Green Tea extract was found to significantly increase 24 hour energy expenditure and fat oxidation in healthy men49.
After three months of consumption of Green Tea extract by moderately obese patients, body weight decreased by 4.6 percent and waist circumference decreased by 4.48 percent50.
Researchers examined mice which were fed either a low-fat diet, high-fat diet or high-fat diet supplemented with 0.1-0.5 percent tea catechins for 11 months. The scientists then measured body weight, fat tissue mass and liver fat content and discovered that supplementation with tea catechins resulted in a significant reduction of high-fat diet-induced body weight gain and visceral and liver fat accumulation51.
Researchers at the Unites States Department of Agriculture (USDA) conducted a study to examine the insulin-enhancing properties of tea and its components. An in vitro test using a fat cell assay found that tea, as normally consumed, increased insulin activity >15-fold. Green, Black and Oolong Tea all yielded insulin-increasing results. The researchers separated the components of the tea using a high-performance liquid chromatography and discovered that several known compounds found in tea were shown to enhance insulin, helping cells recognize and respond to the hormone the greatest activity was elicited by EGCG followed by epicatechin gallate, tannins, and theaflavins52.

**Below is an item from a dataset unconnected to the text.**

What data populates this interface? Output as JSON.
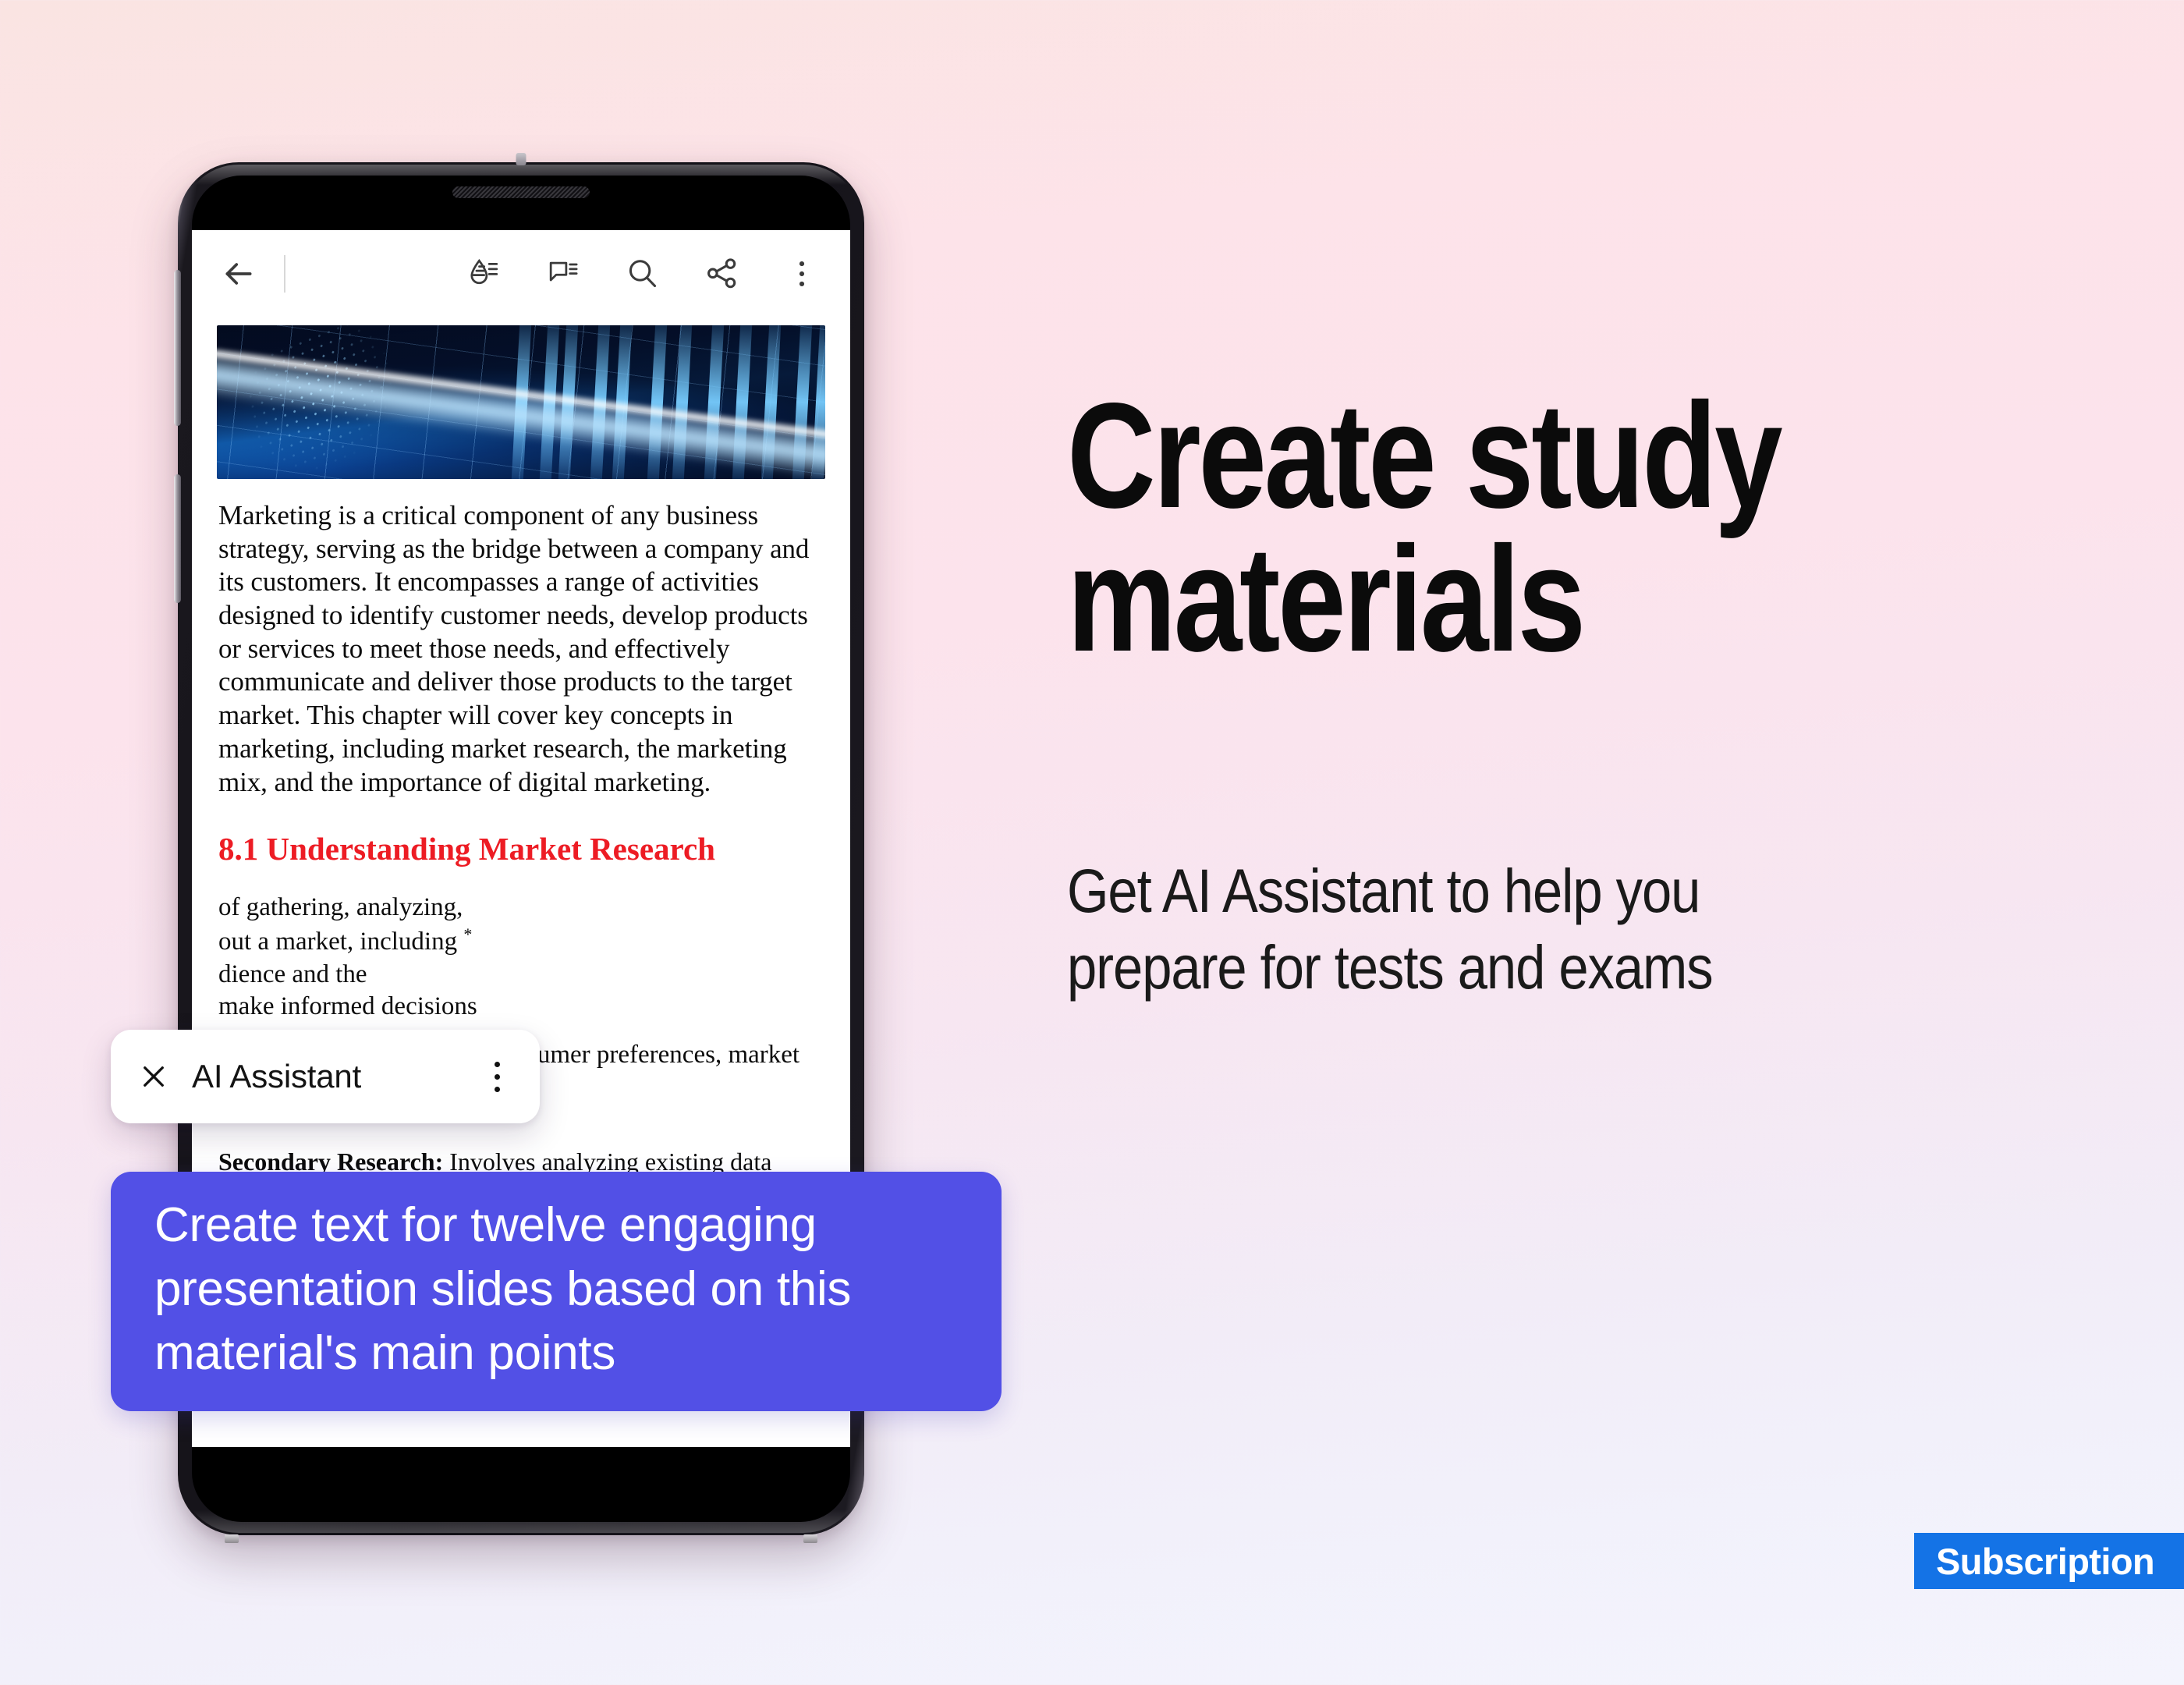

This article is courtesy of the Tea Association of the United States, teausa.com